→ Task statement
Restate the data below word for word. Leave the images out.

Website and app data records
▽
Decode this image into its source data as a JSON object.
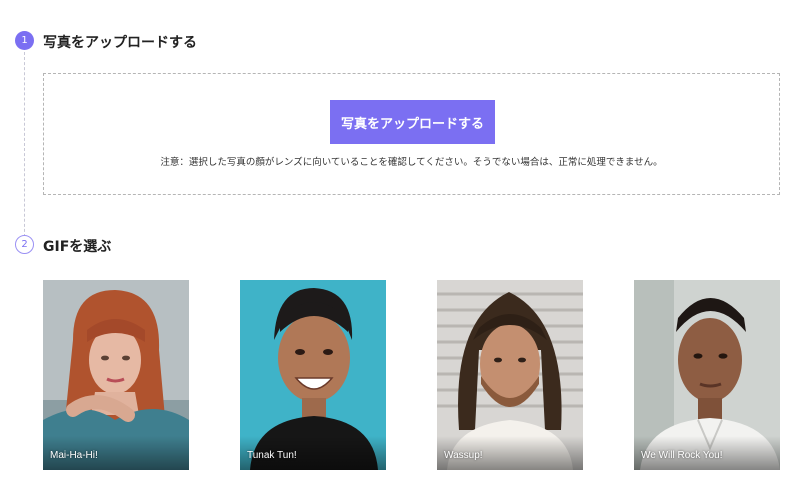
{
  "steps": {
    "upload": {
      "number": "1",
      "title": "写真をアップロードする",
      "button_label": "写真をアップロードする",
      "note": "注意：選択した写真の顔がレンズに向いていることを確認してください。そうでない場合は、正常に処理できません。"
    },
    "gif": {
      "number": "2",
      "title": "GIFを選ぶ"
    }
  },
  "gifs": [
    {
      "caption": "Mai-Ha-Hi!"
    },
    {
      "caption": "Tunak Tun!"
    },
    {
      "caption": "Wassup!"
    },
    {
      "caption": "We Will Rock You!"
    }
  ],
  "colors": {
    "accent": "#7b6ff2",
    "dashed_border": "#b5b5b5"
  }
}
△
→ Exercise solution
Decode this image into its source data as a JSON object.
{
  "steps": {
    "upload": {
      "number": "1",
      "title": "写真をアップロードする",
      "button_label": "写真をアップロードする",
      "note": "注意：選択した写真の顔がレンズに向いていることを確認してください。そうでない場合は、正常に処理できません。"
    },
    "gif": {
      "number": "2",
      "title": "GIFを選ぶ"
    }
  },
  "gifs": [
    {
      "caption": "Mai-Ha-Hi!"
    },
    {
      "caption": "Tunak Tun!"
    },
    {
      "caption": "Wassup!"
    },
    {
      "caption": "We Will Rock You!"
    }
  ],
  "colors": {
    "accent": "#7b6ff2",
    "dashed_border": "#b5b5b5"
  }
}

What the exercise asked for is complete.